## Problem details
What lines in the records include the string "title"? Return each one.

Interface dataset entries:
BEGIN

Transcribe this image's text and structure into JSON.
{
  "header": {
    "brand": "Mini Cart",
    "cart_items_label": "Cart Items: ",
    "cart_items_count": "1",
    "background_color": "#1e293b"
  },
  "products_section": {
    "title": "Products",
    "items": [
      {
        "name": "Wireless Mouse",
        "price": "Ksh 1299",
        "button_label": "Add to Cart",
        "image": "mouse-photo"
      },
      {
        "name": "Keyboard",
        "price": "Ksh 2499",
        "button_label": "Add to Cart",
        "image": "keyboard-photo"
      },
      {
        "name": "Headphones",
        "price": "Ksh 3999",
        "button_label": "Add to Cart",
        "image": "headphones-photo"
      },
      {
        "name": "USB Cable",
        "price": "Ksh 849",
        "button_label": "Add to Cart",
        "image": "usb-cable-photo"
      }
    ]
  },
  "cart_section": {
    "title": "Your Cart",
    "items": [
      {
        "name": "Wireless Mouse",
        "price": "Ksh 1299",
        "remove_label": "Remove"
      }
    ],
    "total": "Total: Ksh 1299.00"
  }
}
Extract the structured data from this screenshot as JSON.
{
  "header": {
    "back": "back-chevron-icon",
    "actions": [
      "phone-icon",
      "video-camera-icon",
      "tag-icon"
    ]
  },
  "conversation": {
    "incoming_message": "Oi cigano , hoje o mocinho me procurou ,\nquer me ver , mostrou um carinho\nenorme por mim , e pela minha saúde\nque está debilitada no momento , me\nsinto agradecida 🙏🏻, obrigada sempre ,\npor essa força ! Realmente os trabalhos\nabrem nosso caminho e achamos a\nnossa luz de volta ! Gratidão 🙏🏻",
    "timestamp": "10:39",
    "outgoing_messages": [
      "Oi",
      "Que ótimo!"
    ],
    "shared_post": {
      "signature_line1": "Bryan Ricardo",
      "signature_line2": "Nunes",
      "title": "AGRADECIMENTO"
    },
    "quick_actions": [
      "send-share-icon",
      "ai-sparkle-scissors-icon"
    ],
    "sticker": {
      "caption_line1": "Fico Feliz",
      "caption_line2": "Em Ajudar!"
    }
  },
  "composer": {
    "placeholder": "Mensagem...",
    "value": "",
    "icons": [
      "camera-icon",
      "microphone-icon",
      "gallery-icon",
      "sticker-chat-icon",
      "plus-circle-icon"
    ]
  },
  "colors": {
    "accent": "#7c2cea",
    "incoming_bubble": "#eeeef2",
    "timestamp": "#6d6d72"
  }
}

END

## Solution
    "title": "Products",
    "title": "Your Cart",
      "title": "AGRADECIMENTO"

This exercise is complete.